Wildfires scorching the West could explode due to heavy winds
Dangerous fire conditions in the West are expected to last through Friday.
A wildfire inferno is setting up in multiple states as dangerous fire conditions threaten to spread the fires even further.
At least 14 fires are currently burning through Arizona, New Mexico, Colorado, Texas and Oklahoma.
North of Flagstaff, Arizona, where the Tunnel Fire has been scorching through communities after sparking on Sunday, about 750 homes have been evacuated. The Tunnel Fire has burned through 20,000 acres so far and is 0% contained.
About 100 miles southwest of Flagstaff, the Crooks Fire in Prescott, Arizona, has blazed through 2,000 acres and is also 0% contained.
Voluntary evacuations have been ordered in Jarales, New Mexico, where the Bosque Fire has burned through 165 acres and is expected to grow, while mandatory evacuations were issued in Boulder County, Colorado, after the Table Mountain Fire grew to 52 acres.
Red flag and high wind alerts had been issued Thursday for eight states from Arizona to Nebraska. Relative humidity is also down to 5%, with wind gusts as high as 70 mph are possible. The wind is being created by a storm system moving through the West on Thursday and Friday.
The worst fire conditions Thursday are expected to stretch from New Mexico to Colorado. A decades-long megadrought in the West has also contributed to the fire danger in the region.
The fire danger is expected to worsen even more on Friday, with states from New Mexico to Colorado classified as being in extreme fire danger, the highest level of fire danger.
The storm system moving West will bring severe weather from Texas to Minnesota, with damaging winds, large hail and the possibility of isolated tornados.

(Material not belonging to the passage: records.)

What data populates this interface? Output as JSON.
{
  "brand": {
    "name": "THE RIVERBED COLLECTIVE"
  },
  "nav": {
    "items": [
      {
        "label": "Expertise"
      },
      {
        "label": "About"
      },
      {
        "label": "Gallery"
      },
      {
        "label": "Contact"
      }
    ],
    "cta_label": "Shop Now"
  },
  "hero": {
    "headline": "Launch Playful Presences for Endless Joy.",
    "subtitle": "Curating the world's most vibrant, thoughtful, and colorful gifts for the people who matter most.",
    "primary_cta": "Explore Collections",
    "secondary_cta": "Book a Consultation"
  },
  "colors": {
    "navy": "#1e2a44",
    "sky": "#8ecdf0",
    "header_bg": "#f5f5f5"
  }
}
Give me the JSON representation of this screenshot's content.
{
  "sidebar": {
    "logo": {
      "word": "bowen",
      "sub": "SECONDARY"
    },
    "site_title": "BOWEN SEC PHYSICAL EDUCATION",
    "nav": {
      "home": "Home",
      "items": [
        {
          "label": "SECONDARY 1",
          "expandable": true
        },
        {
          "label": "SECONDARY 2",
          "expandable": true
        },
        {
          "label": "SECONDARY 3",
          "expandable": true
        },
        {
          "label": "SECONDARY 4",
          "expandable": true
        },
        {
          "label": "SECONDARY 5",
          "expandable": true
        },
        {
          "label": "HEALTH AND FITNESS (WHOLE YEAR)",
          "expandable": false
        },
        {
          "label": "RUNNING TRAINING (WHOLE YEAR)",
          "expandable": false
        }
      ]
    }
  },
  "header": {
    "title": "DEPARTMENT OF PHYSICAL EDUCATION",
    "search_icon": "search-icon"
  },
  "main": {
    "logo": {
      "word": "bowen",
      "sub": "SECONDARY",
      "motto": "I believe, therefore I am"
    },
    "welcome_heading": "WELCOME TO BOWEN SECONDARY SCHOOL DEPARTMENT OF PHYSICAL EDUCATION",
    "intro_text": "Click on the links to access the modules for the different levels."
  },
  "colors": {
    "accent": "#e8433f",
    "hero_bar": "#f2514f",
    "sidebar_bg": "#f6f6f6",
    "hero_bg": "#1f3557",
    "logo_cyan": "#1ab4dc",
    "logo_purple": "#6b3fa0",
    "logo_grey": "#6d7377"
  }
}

ABC News' Max Golembo and Marilyn Heck contributed to this report.